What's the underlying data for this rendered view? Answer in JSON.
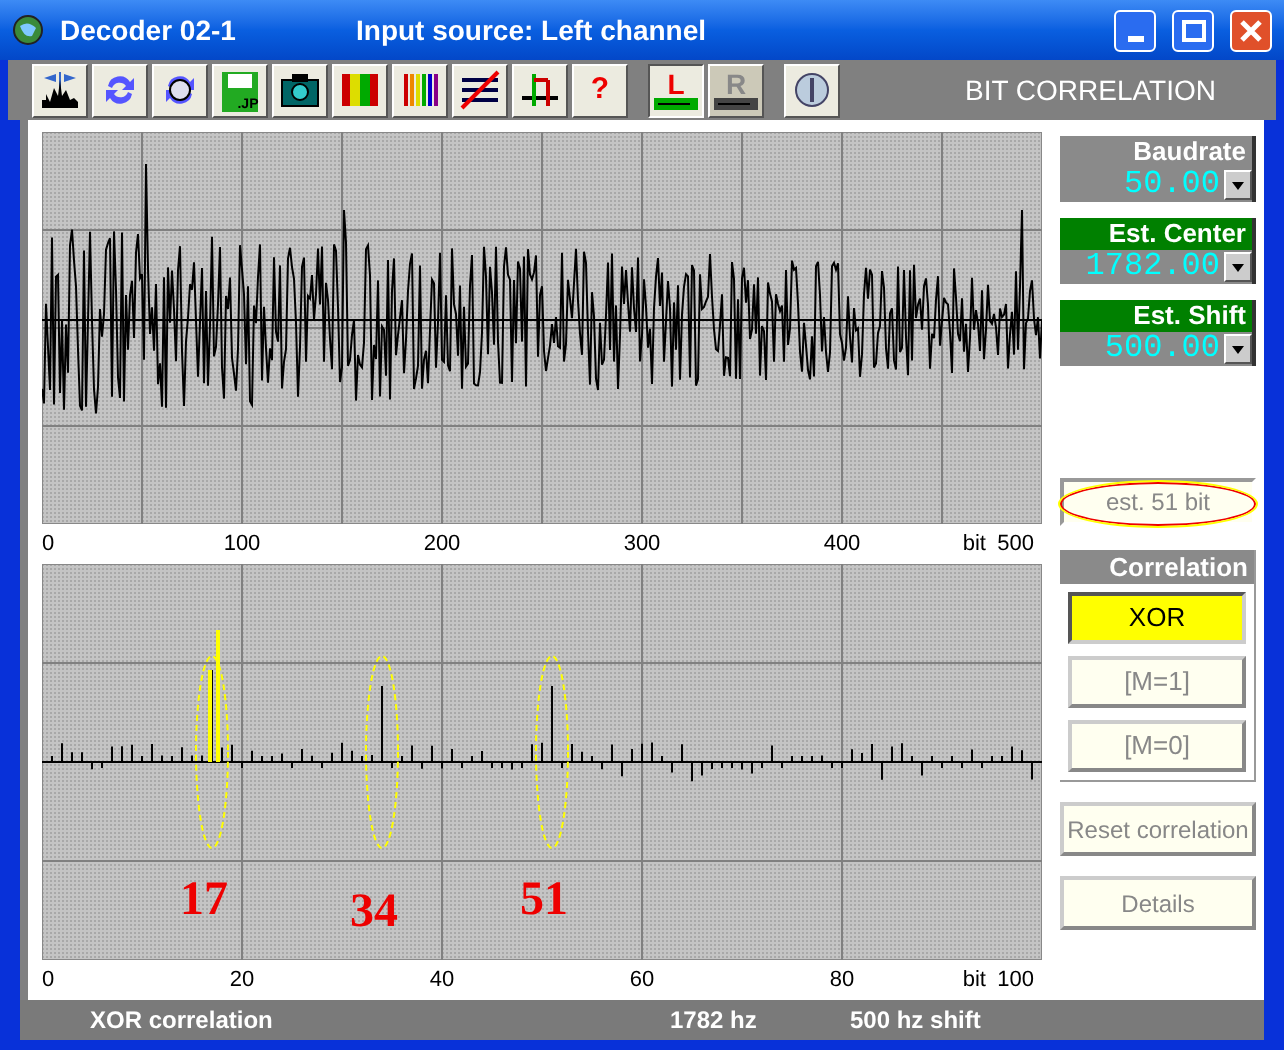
{
  "window": {
    "title": "Decoder 02-1",
    "subtitle": "Input source: Left channel"
  },
  "toolbar": {
    "buttons": [
      {
        "kind": "spectrum"
      },
      {
        "kind": "refresh"
      },
      {
        "kind": "refresh5"
      },
      {
        "kind": "save",
        "label": ".JP"
      },
      {
        "kind": "camera"
      },
      {
        "kind": "colorbars"
      },
      {
        "kind": "lines"
      },
      {
        "kind": "grid"
      },
      {
        "kind": "axes"
      },
      {
        "kind": "help",
        "label": "?"
      },
      {
        "kind": "channel",
        "label": "L",
        "selected": true
      },
      {
        "kind": "channel",
        "label": "R",
        "selected": false
      },
      {
        "kind": "power"
      }
    ],
    "panel_title": "BIT CORRELATION"
  },
  "signal_plot": {
    "axis_labels": [
      "0",
      "100",
      "200",
      "300",
      "400",
      "500"
    ],
    "unit": "bit"
  },
  "correlation_plot": {
    "axis_labels": [
      "0",
      "20",
      "40",
      "60",
      "80",
      "100"
    ],
    "unit": "bit",
    "markers": [
      {
        "label": "17"
      },
      {
        "label": "34"
      },
      {
        "label": "51"
      }
    ]
  },
  "fields": [
    {
      "label": "Baudrate",
      "value": "50.00",
      "highlighted": false
    },
    {
      "label": "Est. Center",
      "value": "1782.00",
      "highlighted": true
    },
    {
      "label": "Est. Shift",
      "value": "500.00",
      "highlighted": true
    }
  ],
  "estimate_button": {
    "label": "est. 51 bit",
    "circled": true
  },
  "correlation": {
    "title": "Correlation",
    "modes": [
      {
        "label": "XOR",
        "selected": true
      },
      {
        "label": "[M=1]",
        "selected": false
      },
      {
        "label": "[M=0]",
        "selected": false
      }
    ]
  },
  "actions": [
    "Reset correlation",
    "Details"
  ],
  "status_bar": [
    "XOR correlation",
    "1782 hz",
    "500 hz shift"
  ]
}
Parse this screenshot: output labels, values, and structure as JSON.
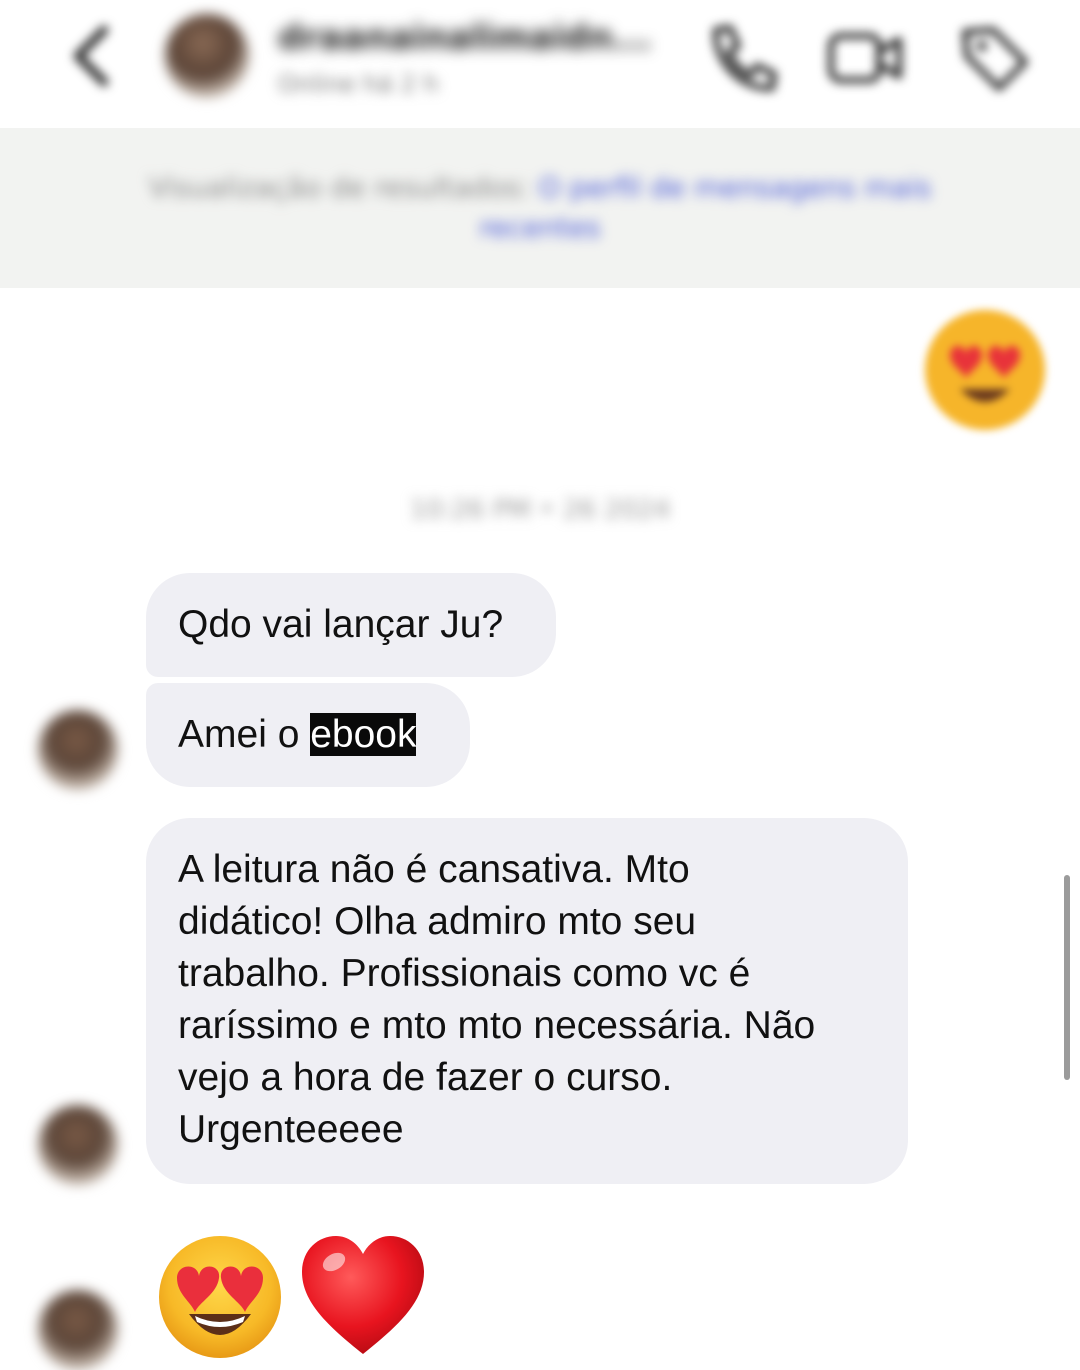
{
  "header": {
    "contact_name": "draanainalimaidn...",
    "contact_status": "Online há 2 h",
    "icons": {
      "back": "chevron-left-icon",
      "call": "phone-icon",
      "video": "video-camera-icon",
      "tag": "tag-icon"
    }
  },
  "notice": {
    "text": "Visualização de resultados:",
    "link": "O perfil de mensagens mais recentes"
  },
  "conversation": {
    "sent_emoji": "😍",
    "timestamp": "10:26 PM • 26 2024",
    "messages": [
      {
        "text": "Qdo vai lançar Ju?"
      },
      {
        "text_before": "Amei o ",
        "highlight": "ebook"
      },
      {
        "lines": [
          "A leitura não é cansativa. Mto",
          "didático! Olha admiro mto seu",
          "trabalho. Profissionais como vc é",
          "raríssimo e mto mto necessária. Não",
          "vejo a hora de fazer o curso.",
          "Urgenteeeee"
        ]
      }
    ],
    "reaction_emojis": [
      "😍",
      "❤️"
    ]
  },
  "colors": {
    "bubble_bg": "#efeff4",
    "highlight_bg": "#0a0a0a",
    "notice_bg": "#f2f3f1",
    "link": "#4a5bd6"
  }
}
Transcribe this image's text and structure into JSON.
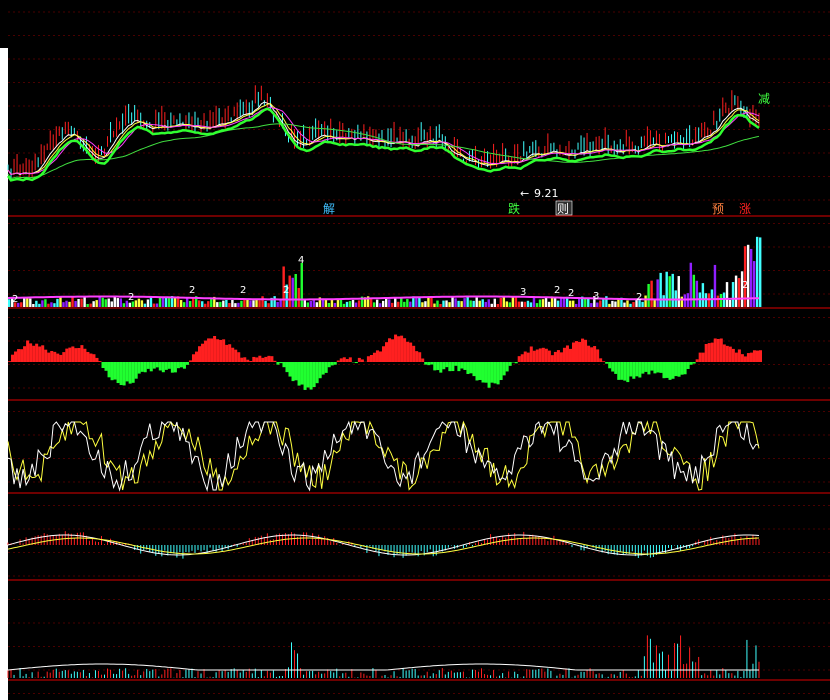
{
  "app": {
    "background": "#000000"
  },
  "signals": {
    "jie": "解",
    "die": "跌",
    "ze": "则",
    "yu": "预",
    "zhang": "涨",
    "jian": "减"
  },
  "price": {
    "low_annotation": "9.21"
  },
  "volume": {
    "markers": [
      "2",
      "2",
      "2",
      "2",
      "2",
      "3",
      "2",
      "2",
      "3",
      "2",
      "2",
      "4"
    ]
  },
  "colors": {
    "up": "#ff2020",
    "down": "#20ff30",
    "ma_white": "#ffffff",
    "ma_yellow": "#ffff40",
    "ma_magenta": "#ff40ff",
    "ma_green": "#40e040",
    "separator": "#b00000",
    "grid": "#4a0000",
    "cyan": "#40ffff",
    "purple": "#9020ff",
    "text_green": "#40ff40"
  }
}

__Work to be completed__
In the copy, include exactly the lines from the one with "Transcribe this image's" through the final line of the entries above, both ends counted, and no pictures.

__Exercise response__
Transcribe this image's text and structure into JSON.
{
  "app": {
    "background": "#000000"
  },
  "signals": {
    "jie": "解",
    "die": "跌",
    "ze": "则",
    "yu": "预",
    "zhang": "涨",
    "jian": "减"
  },
  "price": {
    "low_annotation": "9.21"
  },
  "volume": {
    "markers": [
      "2",
      "2",
      "2",
      "2",
      "2",
      "3",
      "2",
      "2",
      "3",
      "2",
      "2",
      "4"
    ]
  },
  "colors": {
    "up": "#ff2020",
    "down": "#20ff30",
    "ma_white": "#ffffff",
    "ma_yellow": "#ffff40",
    "ma_magenta": "#ff40ff",
    "ma_green": "#40e040",
    "separator": "#b00000",
    "grid": "#4a0000",
    "cyan": "#40ffff",
    "purple": "#9020ff",
    "text_green": "#40ff40"
  }
}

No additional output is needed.